Nigerian banks miss out on $14 billion Bitcoin market
by FRANK ELEANYA
February 21, 2017 | 5:22 pm| | | Start Conversation
…over CBN restriction, high costs
Bitcoin market capitalisation reached almost $14 billion in January 2017 however Nigerian banks missed out due to Central Bank of Nigeria’s (CBN) restriction, high costs of integration, lack of widespread consumer demand and limited understanding according to the latest Nigeria Fintech Survey report.
It would be recalled that in January 2017, the CBN issued a directive banning transactions in virtual currencies also known as cryptocurrencies. In a circular to the banks, the CBN said the ban was necessitated as a result of the non-regulatory nature of cryptocurrencies.
“Transactions in virtual currencies (VCs) are largely untraceable and anonymous making them susceptible to abuse by criminals, especially in money laundering and financing of terrorism. VCs are traded in exchange platforms that are unregulated, all over the world.
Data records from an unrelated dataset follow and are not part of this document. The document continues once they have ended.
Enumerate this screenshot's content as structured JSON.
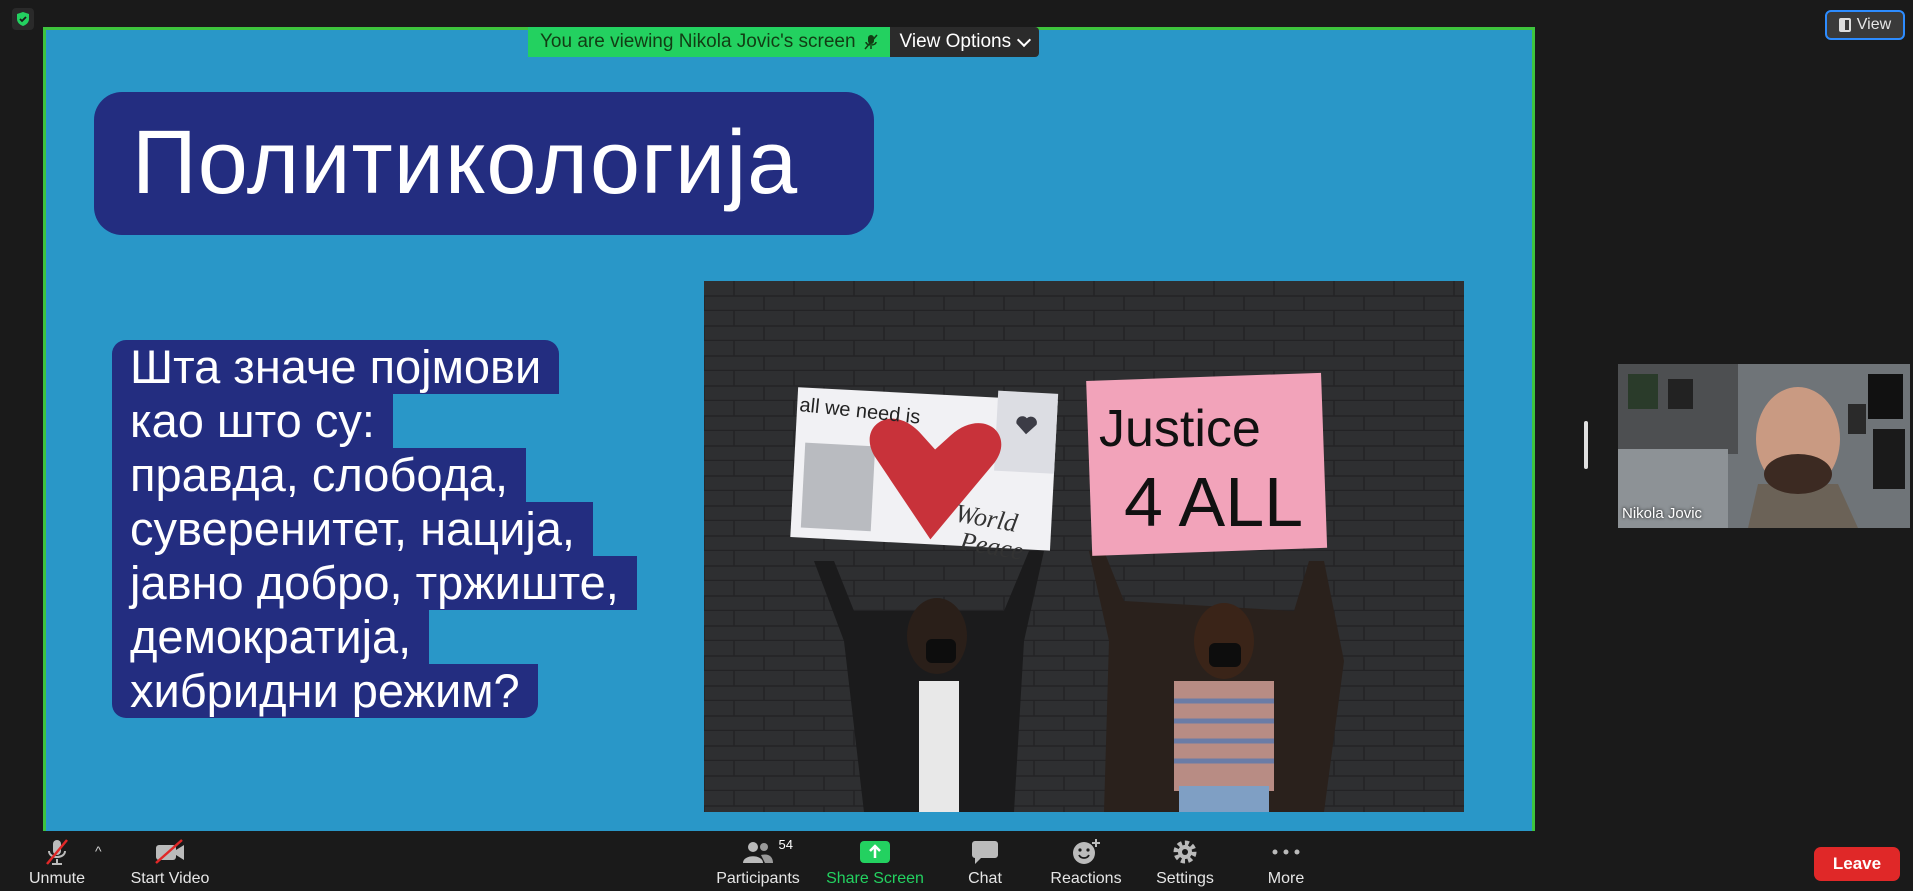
{
  "banner": {
    "viewing_text": "You are viewing Nikola Jovic's screen",
    "options_label": "View Options"
  },
  "top_right": {
    "view_label": "View"
  },
  "slide": {
    "title": "Политикологија",
    "question_lines": [
      "Шта значе појмови",
      "као што су:",
      "правда, слобода,",
      "суверенитет, нација,",
      "јавно добро, тржиште,",
      "демократија,",
      "хибридни режим?"
    ],
    "photo_signs": {
      "left_sign_line1": "all we need is",
      "left_sign_line2": "World",
      "left_sign_line3": "Peace",
      "right_sign_line1": "Justice",
      "right_sign_line2": "4 ALL"
    }
  },
  "participant": {
    "name": "Nikola Jovic"
  },
  "toolbar": {
    "unmute": "Unmute",
    "start_video": "Start Video",
    "participants": "Participants",
    "participants_count": "54",
    "share_screen": "Share Screen",
    "chat": "Chat",
    "reactions": "Reactions",
    "settings": "Settings",
    "more": "More",
    "leave": "Leave"
  },
  "colors": {
    "share_border": "#3ec43e",
    "slide_bg": "#2997c8",
    "title_box": "#232d80",
    "leave": "#e02828",
    "green_accent": "#23d160"
  }
}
Consumers may therefore lose their money without any legal redress in the event these exchanges collapse or close business,” the CBN stated.
The Nigeria Fintech Survey 2017 was released in February by PricewaterhousCoopers (PwC). The survey which aggregated responses from 49 chief executive officers (CEOs), heads of innovation, chief information officers and top-tier managers projected that Blockchain technology may result in a radically different competitive future in the financial services (FS) industry where current profit pools are disrupted and redistributed toward the owners of new, highly efficient Blockchain platforms.
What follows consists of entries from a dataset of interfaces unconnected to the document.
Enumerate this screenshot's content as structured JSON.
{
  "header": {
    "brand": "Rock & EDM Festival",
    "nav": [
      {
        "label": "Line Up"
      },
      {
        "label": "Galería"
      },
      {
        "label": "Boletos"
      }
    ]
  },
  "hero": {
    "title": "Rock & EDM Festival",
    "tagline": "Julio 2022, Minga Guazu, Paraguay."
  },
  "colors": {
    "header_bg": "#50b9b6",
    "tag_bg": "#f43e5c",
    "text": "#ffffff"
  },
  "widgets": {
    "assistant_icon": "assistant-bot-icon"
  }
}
During the launch of the report in February, a CBN spokesperson said the apex bank was making efforts to learn more about the Blockchain technology and have constituted a committee to study it.
Jumoke Ogundare, CEO, Asset & Resource Management Company said there was a need for collaboration and integration between banks, Fintech and the regulator. She also noted that “Excessive regulatory bottlenecks may cause significant delays in time-to-market. In essence, a lot of collaboration and engagement will be required to gain the regulator’s support,”
According to the PwC survey, cryptocurrencies are purely electronic currencies used for making payments anywhere in the world. Unlike traditional currencies, cryptocurrencies have no physical form, are not legal tender and are not currently backed by any government or legal entity.
Cryptocurrencies run on Blockchain which is a technology that combines mathematical, cryptographic and economic principles in order to maintain a database between multiple participants without the need for any third party validator or reconciliation.
PwC noted that if Blockchain technology is implemented correctly “could remove the need for reconciliation between parties, speeding up the settlement of trades or completely revamping existing processes, including enhancing efficiency in loan origination and servicing; improving clearing house functions used by Banks; and facilitating access to securities. For example, a bond that could automatically pay the coupons to bondholders and any additional provisions could be executed when the conditions are met, without any need to human maintenance.”
Experts who spoke on the survey said it was important that companies keep abreast of innovations happening globally and within the country.
“It is equally important to have the awareness to understand how these innovations can be applied to customer pain points to open up new ways of enlightening one’s customers. We follow keenly what is happening in the technological space, and adopt those innovations that are required to simplify our processes and enhance customer value,” said Tunde Hassan-Odukale, executive director, Leadway Assurance Company Limited.
Big Read |